Wherever "Процессы" appears in the records below, copy the line that holds it.

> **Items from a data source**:
· · · · · · ·

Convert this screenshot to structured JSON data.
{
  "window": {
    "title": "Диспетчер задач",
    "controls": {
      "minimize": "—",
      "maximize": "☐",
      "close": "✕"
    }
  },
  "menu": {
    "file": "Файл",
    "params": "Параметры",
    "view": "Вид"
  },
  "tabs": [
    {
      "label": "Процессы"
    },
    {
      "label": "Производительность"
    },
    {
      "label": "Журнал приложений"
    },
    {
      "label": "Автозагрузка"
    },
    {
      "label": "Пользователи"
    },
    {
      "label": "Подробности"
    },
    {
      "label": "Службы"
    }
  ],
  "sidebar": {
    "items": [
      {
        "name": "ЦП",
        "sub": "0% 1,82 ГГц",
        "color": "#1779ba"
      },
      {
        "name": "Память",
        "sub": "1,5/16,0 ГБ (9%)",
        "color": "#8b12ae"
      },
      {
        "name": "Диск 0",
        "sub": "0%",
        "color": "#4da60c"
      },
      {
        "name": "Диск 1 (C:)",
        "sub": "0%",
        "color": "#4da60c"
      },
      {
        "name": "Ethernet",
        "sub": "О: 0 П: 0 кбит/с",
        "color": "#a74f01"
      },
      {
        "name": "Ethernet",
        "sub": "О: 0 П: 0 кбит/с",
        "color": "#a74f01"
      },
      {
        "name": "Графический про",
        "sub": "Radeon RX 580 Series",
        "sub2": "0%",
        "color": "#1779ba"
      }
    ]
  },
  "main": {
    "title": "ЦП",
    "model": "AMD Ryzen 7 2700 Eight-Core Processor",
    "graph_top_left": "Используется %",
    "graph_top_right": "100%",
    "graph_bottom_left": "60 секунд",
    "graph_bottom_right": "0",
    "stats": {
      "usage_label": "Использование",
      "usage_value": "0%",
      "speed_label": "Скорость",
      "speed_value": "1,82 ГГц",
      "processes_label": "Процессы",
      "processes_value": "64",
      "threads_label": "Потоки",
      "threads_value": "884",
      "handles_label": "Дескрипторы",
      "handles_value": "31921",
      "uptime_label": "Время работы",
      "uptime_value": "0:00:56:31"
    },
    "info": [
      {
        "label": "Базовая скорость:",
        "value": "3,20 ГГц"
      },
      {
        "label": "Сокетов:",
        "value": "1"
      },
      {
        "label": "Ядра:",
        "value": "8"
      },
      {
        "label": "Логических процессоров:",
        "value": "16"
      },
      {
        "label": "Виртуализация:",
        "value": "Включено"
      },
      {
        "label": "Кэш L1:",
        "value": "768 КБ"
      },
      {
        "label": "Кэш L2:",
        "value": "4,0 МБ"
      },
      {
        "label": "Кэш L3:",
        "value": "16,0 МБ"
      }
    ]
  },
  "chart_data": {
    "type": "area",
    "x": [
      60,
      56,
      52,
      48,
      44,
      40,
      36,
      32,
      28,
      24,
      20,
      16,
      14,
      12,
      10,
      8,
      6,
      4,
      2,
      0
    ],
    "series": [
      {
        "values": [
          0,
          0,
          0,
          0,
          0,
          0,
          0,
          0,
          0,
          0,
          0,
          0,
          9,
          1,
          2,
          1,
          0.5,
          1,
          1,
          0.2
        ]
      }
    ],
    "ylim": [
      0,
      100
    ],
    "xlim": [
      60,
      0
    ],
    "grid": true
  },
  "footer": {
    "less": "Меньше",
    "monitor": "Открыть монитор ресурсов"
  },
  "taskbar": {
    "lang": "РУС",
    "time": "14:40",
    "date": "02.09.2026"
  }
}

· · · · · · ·

> **Result below**:
      "label": "Процессы"
      "processes_label": "Процессы",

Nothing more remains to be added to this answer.